Healthcare fees the cornerstone of planned health-system reforms
This week the health ministry will officially reveal all the details of planned reforms in the healthcare sector but already many are known, among them that Czechs may soon have to pay health care fees for prescription drugs as well as for visits to the doctor's. Until now the Czech Republic has been one of the few countries in the European Union without such mandatory fees.
The planned reforms in the health sector will affect almost everyone: new payments for health services. 30 crowns (the equivalent of around one US dollar fifty) for each visit to the doctor's; the same for individual prescriptions; and that's not all. Also included: visits to the hospital (60 crowns per day) and emergency care (90 crowns). The aim is both to save and bring new funds into the health sector, dramatically changing the way things were done until now. Health ministry spokesman Tomas Cikrt told public broadcaster Czech TV on Tuesday that such fees were necessary to curb an apparent massive squandering of funds and resources within the current healthcare system:
"We need regulatory fees because there is an incredible [waste of funds] in the health sector. Billions worth of prescribed medication just gets flushed down the sewer."
It's well-known that Czechs visit the doctor's twice as often as many fellow EU citizens (at least in the original 15 member states), resulting in over-crowded waiting rooms and a needlessly high number of prescriptions, which critics say are an enormous financial burden. In other words, the new proposal would like to curb many Czechs' bad habits, reducing the number of "unnecessary visits" to the doctor's in order to save millions. These could then be spent for improved medical care where it's most needed. Still, the proposal is not without its sceptics: on Tuesday Social Democrat MP and former health minister David Rath blasted the reform plans, saying they exceeded his "darkest expectations":
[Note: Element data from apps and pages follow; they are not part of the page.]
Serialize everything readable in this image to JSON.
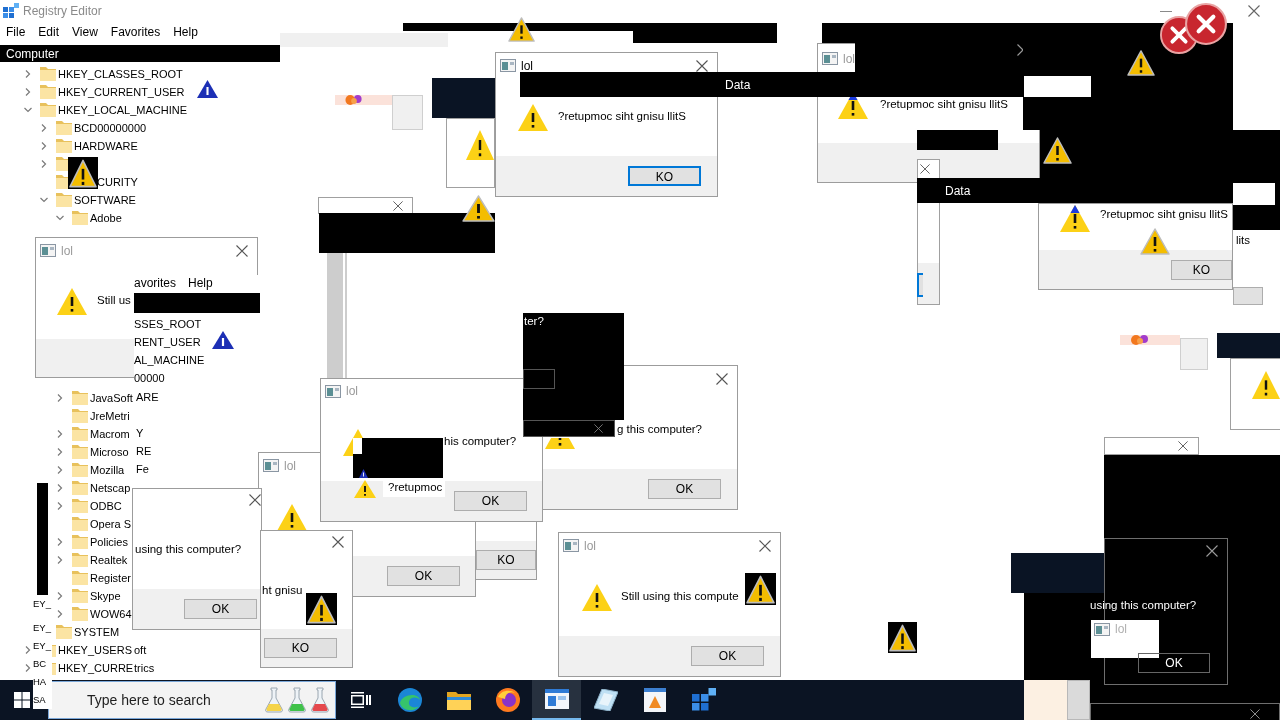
{
  "registry_editor": {
    "title": "Registry Editor",
    "menu": [
      "File",
      "Edit",
      "View",
      "Favorites",
      "Help"
    ],
    "address": "Computer",
    "tree": [
      {
        "label": "HKEY_CLASSES_ROOT",
        "kind": "node",
        "expanded": false
      },
      {
        "label": "HKEY_CURRENT_USER",
        "kind": "node",
        "expanded": false
      },
      {
        "label": "HKEY_LOCAL_MACHINE",
        "kind": "node",
        "expanded": true,
        "children": [
          {
            "label": "BCD00000000",
            "kind": "node",
            "expanded": false
          },
          {
            "label": "HARDWARE",
            "kind": "node",
            "expanded": false
          },
          {
            "kind": "node",
            "expanded": false
          },
          {
            "label": "CURITY",
            "kind": "leaf"
          },
          {
            "label": "SOFTWARE",
            "kind": "node",
            "expanded": true,
            "children": [
              {
                "label": "Adobe",
                "kind": "node",
                "expanded": true
              },
              {
                "label": "JavaSoft",
                "kind": "node",
                "expanded": false
              },
              {
                "label": "JreMetri",
                "kind": "leaf"
              },
              {
                "label": "Macrom",
                "kind": "node",
                "expanded": false
              },
              {
                "label": "Microso",
                "kind": "node",
                "expanded": false
              },
              {
                "label": "Mozilla",
                "kind": "node",
                "expanded": false
              },
              {
                "label": "Netscap",
                "kind": "node",
                "expanded": false
              },
              {
                "label": "ODBC",
                "kind": "node",
                "expanded": false
              },
              {
                "label": "Opera S",
                "kind": "leaf"
              },
              {
                "label": "Policies",
                "kind": "node",
                "expanded": false
              },
              {
                "label": "Realtek",
                "kind": "node",
                "expanded": false
              },
              {
                "label": "Register",
                "kind": "leaf"
              },
              {
                "label": "Skype",
                "kind": "node",
                "expanded": false
              },
              {
                "label": "WOW64",
                "kind": "node",
                "expanded": false
              }
            ]
          },
          {
            "label": "SYSTEM",
            "kind": "leaf"
          }
        ]
      },
      {
        "label": "HKEY_USERS",
        "kind": "node",
        "expanded": false
      },
      {
        "label": "HKEY_CURRE",
        "kind": "node",
        "expanded": false
      }
    ]
  },
  "column_headers": [
    "Data",
    "Data"
  ],
  "message_boxes": [
    {
      "title": "lol",
      "message": "?retupmoc siht gnisu llitS",
      "button": "KO",
      "active": true
    },
    {
      "title": "lol",
      "message": "?retupmoc siht gnisu llitS",
      "active": false
    },
    {
      "message": "?retupmoc siht gnisu llitS",
      "button": "KO",
      "active": false
    },
    {
      "title": "lol",
      "message": "Still us",
      "active": false
    },
    {
      "title": "lol",
      "message": "his computer?",
      "button": "OK",
      "active": false
    },
    {
      "message": "g this computer?",
      "button": "OK",
      "active": false
    },
    {
      "title": "lol",
      "button": "OK",
      "active": false
    },
    {
      "button": "KO",
      "active": false
    },
    {
      "message": "using this computer?",
      "button": "OK",
      "active": false
    },
    {
      "message": "ht gnisu",
      "button": "KO",
      "active": false
    },
    {
      "title": "lol",
      "message": "Still using this compute",
      "button": "OK",
      "active": false
    }
  ],
  "second_registry_fragment": {
    "menu": [
      "avorites",
      "Help"
    ],
    "keys": [
      "SSES_ROOT",
      "RENT_USER",
      "AL_MACHINE",
      "00000",
      "ARE",
      "Y",
      "RE",
      "Fe"
    ]
  },
  "stray_texts": [
    "ter?",
    "?retupmoc",
    "lits"
  ],
  "stray_key_fragments": [
    "oft",
    "trics"
  ],
  "left_key_fragments": [
    "EY_",
    "EY_",
    "EY_",
    "BC",
    "HA",
    "SA"
  ],
  "dark_dialog": {
    "message": "using this computer?",
    "title": "lol",
    "button": "OK"
  },
  "taskbar": {
    "search": {
      "placeholder": "Type here to search"
    },
    "apps": [
      {
        "selected": false
      },
      {
        "selected": false
      },
      {
        "selected": false
      },
      {
        "selected": false
      },
      {
        "selected": true
      },
      {
        "selected": false
      },
      {
        "selected": false
      },
      {
        "selected": false
      }
    ]
  }
}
As it stands, many in the public especially the elderly, have already expressed misgivings about the reforms; fearing additional costs will stretch their already meagre pensions. But proponents of the reforms have countered by saying the new fees are necessary and that the overall impact would not be negative. They argue that under the proposal individuals will have a 5,000 crown annual limit or "cap", leading to savings for some. Also, toddlers up to the age of three as well as an estimated 150,000 chronically ill patients around the country will be fully exempt. But it's not likely that this will allay all fears, like those held by this elderly lady I spoke to on a street in Prague:
"It's terrible. For old people it is bad news. But we'll see how it turns out. Already my pension is very small and I'm at an age when going down the street for me is a risk: I can faint or fall down and when I'm ill I have to see the doctor and now pay for it? I wouldn't wish that on any old person; I wouldn't wish that on anybody."
But that feeling, shared by some, was not held by everyone I was able to talk to on Wednesday morning:
Woman, early 50s: "This reform is only a small part of greater reforms that our economy needs. Czechs visit the doctor too often and the population is far too 'ill'!"
Young man, mid 20s: "I'm only very occasionally ill so I have no experience with that. It could be a problem but I think that if the payments aren't too big it could work well."
Young woman, early 20s "Well, it's of course not very happy news for us because we'll have to reach for our pocketbooks much more. And that means that we will actually try to avoid going to the doctor's. People will be afraid of going if it will be expensive to pay. It's already expensive to go to the dentist's and so on, so this is very bad I think. It's not a good policy."